Web page and app entries ->

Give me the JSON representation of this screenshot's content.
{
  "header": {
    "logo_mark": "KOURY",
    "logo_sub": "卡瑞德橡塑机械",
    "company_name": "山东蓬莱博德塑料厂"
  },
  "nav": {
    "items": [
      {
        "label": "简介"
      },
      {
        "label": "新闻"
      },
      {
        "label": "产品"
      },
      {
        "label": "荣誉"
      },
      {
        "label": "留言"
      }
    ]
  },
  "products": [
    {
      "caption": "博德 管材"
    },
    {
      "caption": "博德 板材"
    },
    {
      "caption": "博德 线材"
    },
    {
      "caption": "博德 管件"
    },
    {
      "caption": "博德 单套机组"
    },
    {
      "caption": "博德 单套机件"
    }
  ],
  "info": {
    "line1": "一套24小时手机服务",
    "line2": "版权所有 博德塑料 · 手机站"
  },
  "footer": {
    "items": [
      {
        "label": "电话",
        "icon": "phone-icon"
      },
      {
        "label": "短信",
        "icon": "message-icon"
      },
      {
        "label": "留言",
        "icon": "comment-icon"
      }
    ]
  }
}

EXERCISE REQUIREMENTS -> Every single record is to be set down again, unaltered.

EXERCISE RESULT ->
Give me the JSON representation of this screenshot's content.
{
  "header": {
    "logo_mark": "KOURY",
    "logo_sub": "卡瑞德橡塑机械",
    "company_name": "山东蓬莱博德塑料厂"
  },
  "nav": {
    "items": [
      {
        "label": "简介"
      },
      {
        "label": "新闻"
      },
      {
        "label": "产品"
      },
      {
        "label": "荣誉"
      },
      {
        "label": "留言"
      }
    ]
  },
  "products": [
    {
      "caption": "博德 管材"
    },
    {
      "caption": "博德 板材"
    },
    {
      "caption": "博德 线材"
    },
    {
      "caption": "博德 管件"
    },
    {
      "caption": "博德 单套机组"
    },
    {
      "caption": "博德 单套机件"
    }
  ],
  "info": {
    "line1": "一套24小时手机服务",
    "line2": "版权所有 博德塑料 · 手机站"
  },
  "footer": {
    "items": [
      {
        "label": "电话",
        "icon": "phone-icon"
      },
      {
        "label": "短信",
        "icon": "message-icon"
      },
      {
        "label": "留言",
        "icon": "comment-icon"
      }
    ]
  }
}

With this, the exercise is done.